[Start of section]
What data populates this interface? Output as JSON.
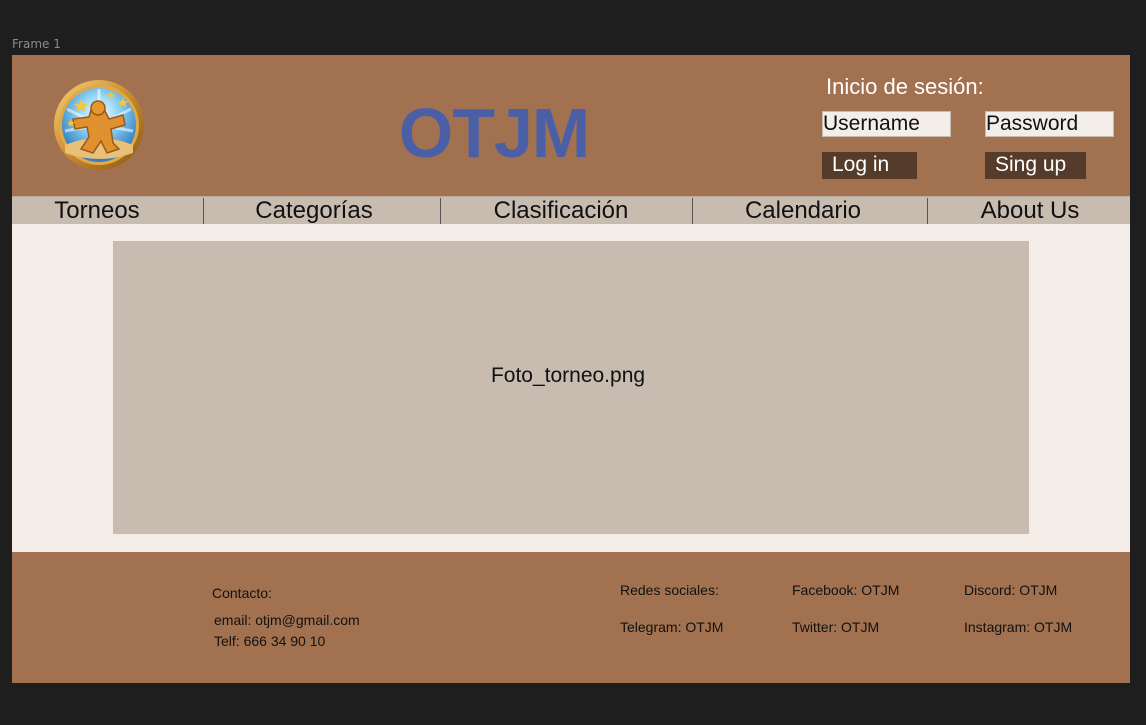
{
  "canvas": {
    "frame_label": "Frame 1"
  },
  "header": {
    "logo_icon": "game-piece-medallion-icon",
    "title": "OTJM",
    "title_color": "#4a5fa6",
    "background": "#a27250"
  },
  "login": {
    "title": "Inicio de sesión:",
    "username_placeholder": "Username",
    "password_placeholder": "Password",
    "login_label": "Log in",
    "signup_label": "Sing up",
    "button_color": "#553b2a"
  },
  "nav": {
    "items": [
      {
        "label": "Torneos"
      },
      {
        "label": "Categorías"
      },
      {
        "label": "Clasificación"
      },
      {
        "label": "Calendario"
      },
      {
        "label": "About Us"
      }
    ]
  },
  "main": {
    "photo_placeholder": "Foto_torneo.png"
  },
  "footer": {
    "contact_title": "Contacto:",
    "email": "email: otjm@gmail.com",
    "phone": "Telf: 666 34 90 10",
    "social_title": "Redes sociales:",
    "telegram": "Telegram: OTJM",
    "facebook": "Facebook: OTJM",
    "twitter": "Twitter: OTJM",
    "discord": "Discord: OTJM",
    "instagram": "Instagram: OTJM"
  }
}
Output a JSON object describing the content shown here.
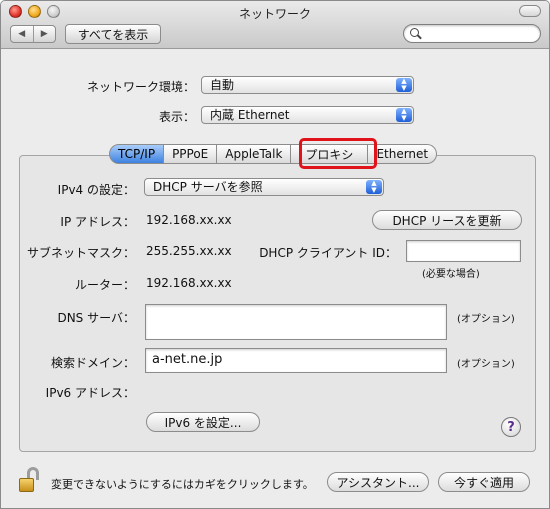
{
  "window": {
    "title": "ネットワーク"
  },
  "toolbar": {
    "back_glyph": "◀",
    "forward_glyph": "▶",
    "show_all_label": "すべてを表示",
    "search_placeholder": ""
  },
  "location": {
    "label": "ネットワーク環境：",
    "value": "自動"
  },
  "show": {
    "label": "表示：",
    "value": "内蔵 Ethernet"
  },
  "tabs": [
    {
      "label": "TCP/IP",
      "active": true
    },
    {
      "label": "PPPoE",
      "active": false
    },
    {
      "label": "AppleTalk",
      "active": false
    },
    {
      "label": "プロキシ",
      "active": false,
      "highlighted": true
    },
    {
      "label": "Ethernet",
      "active": false
    }
  ],
  "ipv4": {
    "label": "IPv4 の設定：",
    "value": "DHCP サーバを参照"
  },
  "ip_address": {
    "label": "IP アドレス：",
    "value": "192.168.xx.xx"
  },
  "renew_button": "DHCP リースを更新",
  "subnet": {
    "label": "サブネットマスク：",
    "value": "255.255.xx.xx"
  },
  "client_id": {
    "label": "DHCP クライアント ID：",
    "value": "",
    "hint": "(必要な場合)"
  },
  "router": {
    "label": "ルーター：",
    "value": "192.168.xx.xx"
  },
  "dns": {
    "label": "DNS サーバ：",
    "value": "",
    "hint": "(オプション)"
  },
  "search_domain": {
    "label": "検索ドメイン：",
    "value": "a-net.ne.jp",
    "hint": "(オプション)"
  },
  "ipv6": {
    "label": "IPv6 アドレス：",
    "button": "IPv6 を設定..."
  },
  "help_glyph": "?",
  "footer": {
    "lock_text": "変更できないようにするにはカギをクリックします。",
    "assistant_button": "アシスタント...",
    "apply_button": "今すぐ適用"
  },
  "colors": {
    "highlight_border": "#e0131a",
    "tab_active": "#3d82e0",
    "popup_arrows": "#1f5fd6"
  }
}
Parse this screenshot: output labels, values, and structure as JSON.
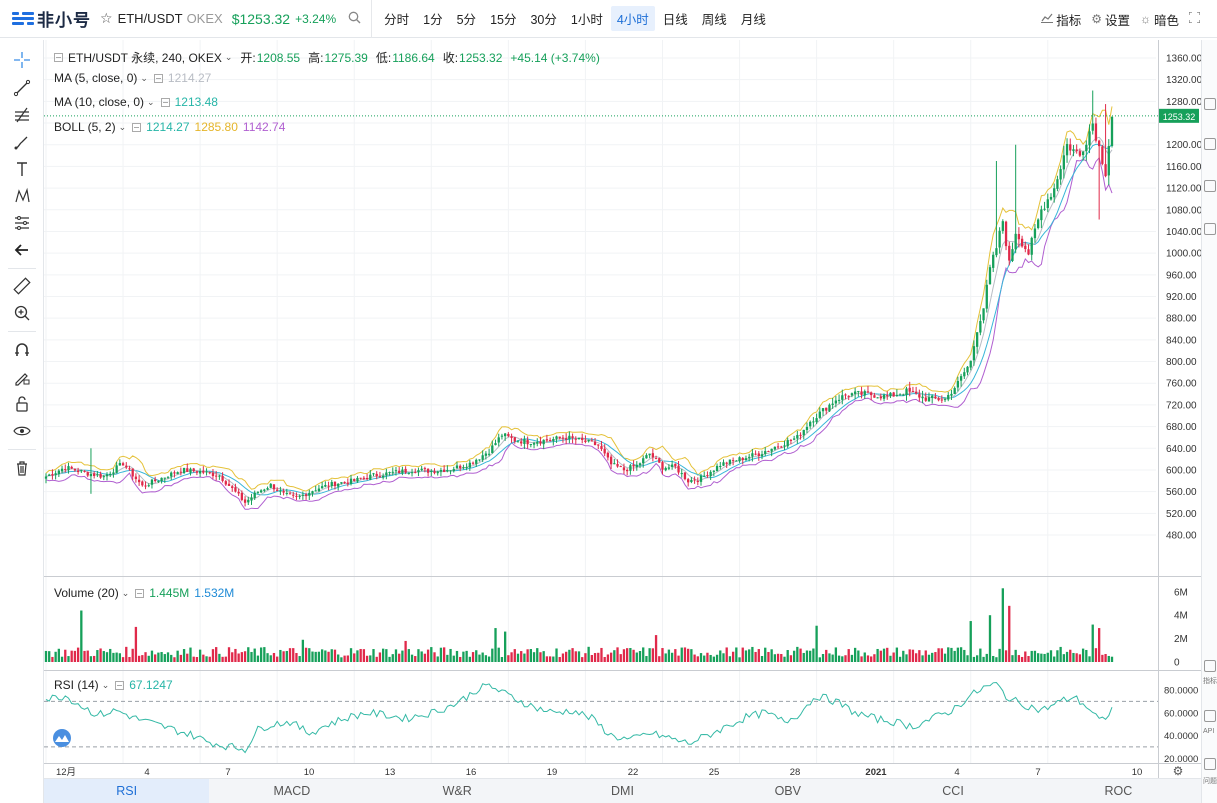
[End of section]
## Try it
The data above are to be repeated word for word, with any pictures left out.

## Response to this task
What data populates this interface? Output as JSON.
{
  "canvas": {
    "frame_label": "Frame 1"
  },
  "header": {
    "logo_icon": "game-piece-medallion-icon",
    "title": "OTJM",
    "title_color": "#4a5fa6",
    "background": "#a27250"
  },
  "login": {
    "title": "Inicio de sesión:",
    "username_placeholder": "Username",
    "password_placeholder": "Password",
    "login_label": "Log in",
    "signup_label": "Sing up",
    "button_color": "#553b2a"
  },
  "nav": {
    "items": [
      {
        "label": "Torneos"
      },
      {
        "label": "Categorías"
      },
      {
        "label": "Clasificación"
      },
      {
        "label": "Calendario"
      },
      {
        "label": "About Us"
      }
    ]
  },
  "main": {
    "photo_placeholder": "Foto_torneo.png"
  },
  "footer": {
    "contact_title": "Contacto:",
    "email": "email: otjm@gmail.com",
    "phone": "Telf: 666 34 90 10",
    "social_title": "Redes sociales:",
    "telegram": "Telegram: OTJM",
    "facebook": "Facebook: OTJM",
    "twitter": "Twitter: OTJM",
    "discord": "Discord: OTJM",
    "instagram": "Instagram: OTJM"
  }
}
Output a JSON object describing the content shown here.
{
  "window": {
    "title": "ネットワーク"
  },
  "toolbar": {
    "back_glyph": "◀",
    "forward_glyph": "▶",
    "show_all_label": "すべてを表示",
    "search_placeholder": ""
  },
  "location": {
    "label": "ネットワーク環境：",
    "value": "自動"
  },
  "show": {
    "label": "表示：",
    "value": "内蔵 Ethernet"
  },
  "tabs": [
    {
      "label": "TCP/IP",
      "active": true
    },
    {
      "label": "PPPoE",
      "active": false
    },
    {
      "label": "AppleTalk",
      "active": false
    },
    {
      "label": "プロキシ",
      "active": false,
      "highlighted": true
    },
    {
      "label": "Ethernet",
      "active": false
    }
  ],
  "ipv4": {
    "label": "IPv4 の設定：",
    "value": "DHCP サーバを参照"
  },
  "ip_address": {
    "label": "IP アドレス：",
    "value": "192.168.xx.xx"
  },
  "renew_button": "DHCP リースを更新",
  "subnet": {
    "label": "サブネットマスク：",
    "value": "255.255.xx.xx"
  },
  "client_id": {
    "label": "DHCP クライアント ID：",
    "value": "",
    "hint": "(必要な場合)"
  },
  "router": {
    "label": "ルーター：",
    "value": "192.168.xx.xx"
  },
  "dns": {
    "label": "DNS サーバ：",
    "value": "",
    "hint": "(オプション)"
  },
  "search_domain": {
    "label": "検索ドメイン：",
    "value": "a-net.ne.jp",
    "hint": "(オプション)"
  },
  "ipv6": {
    "label": "IPv6 アドレス：",
    "button": "IPv6 を設定..."
  },
  "help_glyph": "?",
  "footer": {
    "lock_text": "変更できないようにするにはカギをクリックします。",
    "assistant_button": "アシスタント...",
    "apply_button": "今すぐ適用"
  },
  "colors": {
    "highlight_border": "#e0131a",
    "tab_active": "#3d82e0",
    "popup_arrows": "#1f5fd6"
  }
}
Parse this screenshot: output labels, values, and structure as JSON.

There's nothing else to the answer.